The right team will refuse to allow personal preferences to dictate decisions and will embrace uncomfortable conversations. The right team will bring people in when making a decision that directly impacts their area, understanding that this does not slow down the process, but speeds it up, because people are way more likely to buy into a decision when they’ve had input.
Do you have the right people around you? People who would stick with you no matter what the circumstances?
Is there anything about your attitude that you don’t want to pass to your team? What steps can you take this week to set the tone for the people you lead?
This article is from my daily devotion. It is very applicable in today’s workplace.
I hope you enjoy it and see the value it brings on how we look at our work.
If someone special comes over for dinner, you don’t start pulling the leftovers out of the fridge. You go all out to give them your absolute best.
God gave us His very best when He sent Jesus to the cross, and God calls us to give our best to Him as well.
I once heard a football player say, “the separation is in the preparation.” The reason his team was winning was because they prepared the best they could for each game. What set them apart from other teams wasn’t their facilities or their skill, but their preparation.
The same is true for us. The separation between good and great organizations is the preparation people are willing to put into doing the absolute best they can do. Organizations that anticipate great things prepare for greater things.
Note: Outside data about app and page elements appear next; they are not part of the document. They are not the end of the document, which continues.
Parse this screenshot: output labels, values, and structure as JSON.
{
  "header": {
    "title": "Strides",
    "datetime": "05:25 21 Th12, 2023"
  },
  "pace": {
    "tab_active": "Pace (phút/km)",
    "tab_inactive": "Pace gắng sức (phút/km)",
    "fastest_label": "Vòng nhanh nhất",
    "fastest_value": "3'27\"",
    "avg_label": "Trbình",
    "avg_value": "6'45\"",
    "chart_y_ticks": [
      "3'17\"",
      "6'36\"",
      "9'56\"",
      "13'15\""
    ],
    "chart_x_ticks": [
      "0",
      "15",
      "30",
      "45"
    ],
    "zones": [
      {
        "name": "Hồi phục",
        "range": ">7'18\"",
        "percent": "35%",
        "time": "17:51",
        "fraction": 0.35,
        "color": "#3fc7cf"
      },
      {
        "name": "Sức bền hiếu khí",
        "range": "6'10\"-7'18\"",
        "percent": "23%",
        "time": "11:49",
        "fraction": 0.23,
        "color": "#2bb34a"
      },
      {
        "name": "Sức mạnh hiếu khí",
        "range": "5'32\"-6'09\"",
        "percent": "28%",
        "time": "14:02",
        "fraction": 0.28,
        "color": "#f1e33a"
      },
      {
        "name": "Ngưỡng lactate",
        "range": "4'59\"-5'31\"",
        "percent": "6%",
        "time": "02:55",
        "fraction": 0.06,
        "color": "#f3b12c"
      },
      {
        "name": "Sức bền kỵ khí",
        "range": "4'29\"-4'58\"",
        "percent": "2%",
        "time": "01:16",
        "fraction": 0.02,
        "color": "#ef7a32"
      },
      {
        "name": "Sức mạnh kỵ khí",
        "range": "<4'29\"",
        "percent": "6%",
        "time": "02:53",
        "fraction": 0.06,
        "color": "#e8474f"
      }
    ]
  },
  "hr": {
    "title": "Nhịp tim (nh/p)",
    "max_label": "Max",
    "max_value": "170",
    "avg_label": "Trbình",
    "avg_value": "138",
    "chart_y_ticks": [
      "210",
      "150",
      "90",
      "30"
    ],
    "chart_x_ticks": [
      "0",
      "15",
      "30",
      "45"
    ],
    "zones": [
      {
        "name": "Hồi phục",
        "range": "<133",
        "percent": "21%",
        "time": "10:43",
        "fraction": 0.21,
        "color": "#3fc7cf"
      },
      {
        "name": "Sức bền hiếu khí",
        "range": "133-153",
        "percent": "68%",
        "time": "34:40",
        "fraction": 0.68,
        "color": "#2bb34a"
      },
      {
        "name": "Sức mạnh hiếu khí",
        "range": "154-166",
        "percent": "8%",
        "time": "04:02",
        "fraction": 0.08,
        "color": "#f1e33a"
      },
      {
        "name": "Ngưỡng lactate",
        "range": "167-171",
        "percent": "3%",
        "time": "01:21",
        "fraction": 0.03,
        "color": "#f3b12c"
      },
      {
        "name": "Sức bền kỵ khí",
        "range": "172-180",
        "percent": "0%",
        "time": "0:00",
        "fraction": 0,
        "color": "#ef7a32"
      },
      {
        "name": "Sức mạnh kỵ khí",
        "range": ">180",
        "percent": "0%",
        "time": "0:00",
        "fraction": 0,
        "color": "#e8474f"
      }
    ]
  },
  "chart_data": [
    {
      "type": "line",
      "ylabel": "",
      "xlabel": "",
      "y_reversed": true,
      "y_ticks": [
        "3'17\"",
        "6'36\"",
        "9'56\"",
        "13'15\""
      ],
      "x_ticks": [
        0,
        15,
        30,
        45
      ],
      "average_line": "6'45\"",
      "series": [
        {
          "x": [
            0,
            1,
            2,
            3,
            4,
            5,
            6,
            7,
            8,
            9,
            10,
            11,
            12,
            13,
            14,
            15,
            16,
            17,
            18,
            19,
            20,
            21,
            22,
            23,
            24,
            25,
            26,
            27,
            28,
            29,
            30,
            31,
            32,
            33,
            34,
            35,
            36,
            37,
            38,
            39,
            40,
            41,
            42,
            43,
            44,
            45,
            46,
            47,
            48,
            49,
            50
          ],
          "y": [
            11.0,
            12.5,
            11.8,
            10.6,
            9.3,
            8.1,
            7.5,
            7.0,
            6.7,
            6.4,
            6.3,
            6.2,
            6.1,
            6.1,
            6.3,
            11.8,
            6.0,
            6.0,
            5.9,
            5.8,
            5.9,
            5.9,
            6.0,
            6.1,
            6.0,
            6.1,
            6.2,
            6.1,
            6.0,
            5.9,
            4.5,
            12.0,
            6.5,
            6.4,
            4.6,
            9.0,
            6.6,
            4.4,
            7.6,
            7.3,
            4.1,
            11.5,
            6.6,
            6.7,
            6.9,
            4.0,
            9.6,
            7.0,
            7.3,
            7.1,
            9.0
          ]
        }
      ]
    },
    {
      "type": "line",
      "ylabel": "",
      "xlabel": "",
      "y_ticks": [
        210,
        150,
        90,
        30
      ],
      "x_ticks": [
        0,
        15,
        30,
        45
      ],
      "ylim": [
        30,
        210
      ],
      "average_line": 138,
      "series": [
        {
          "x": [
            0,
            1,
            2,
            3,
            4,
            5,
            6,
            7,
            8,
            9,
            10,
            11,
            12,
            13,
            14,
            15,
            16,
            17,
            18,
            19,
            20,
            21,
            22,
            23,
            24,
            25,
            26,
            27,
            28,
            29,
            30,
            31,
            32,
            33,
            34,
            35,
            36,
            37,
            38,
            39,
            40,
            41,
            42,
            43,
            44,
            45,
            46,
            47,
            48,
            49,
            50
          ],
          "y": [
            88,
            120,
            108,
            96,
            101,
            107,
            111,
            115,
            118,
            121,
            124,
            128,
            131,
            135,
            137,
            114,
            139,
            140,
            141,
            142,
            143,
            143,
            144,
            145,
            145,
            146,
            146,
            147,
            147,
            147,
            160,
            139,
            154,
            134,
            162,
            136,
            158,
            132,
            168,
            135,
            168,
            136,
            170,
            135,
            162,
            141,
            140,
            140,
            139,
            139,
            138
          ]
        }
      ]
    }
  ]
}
Sitting around wanting something great for yourself, your company, or your church is not a bad thing; in fact, it can be the fuel that sets the vision in your heart on fire. However, many times it’s not a lack of vision that holds us back from achieving maximum potential, but rather our lack of execution.
There will never be a day when we don’t have a next step to take in our walk with Jesus or in our roles as leaders. We don’t have to be perfect, but we should work hard, learn as much as we can, and THEN trust God to make up the difference.
We cannot effectively lead people long term if we are not dedicated to increasing our leadership capacity. As long as we are learning, we are growing. When you stop growing as a leader, you begin dying as one.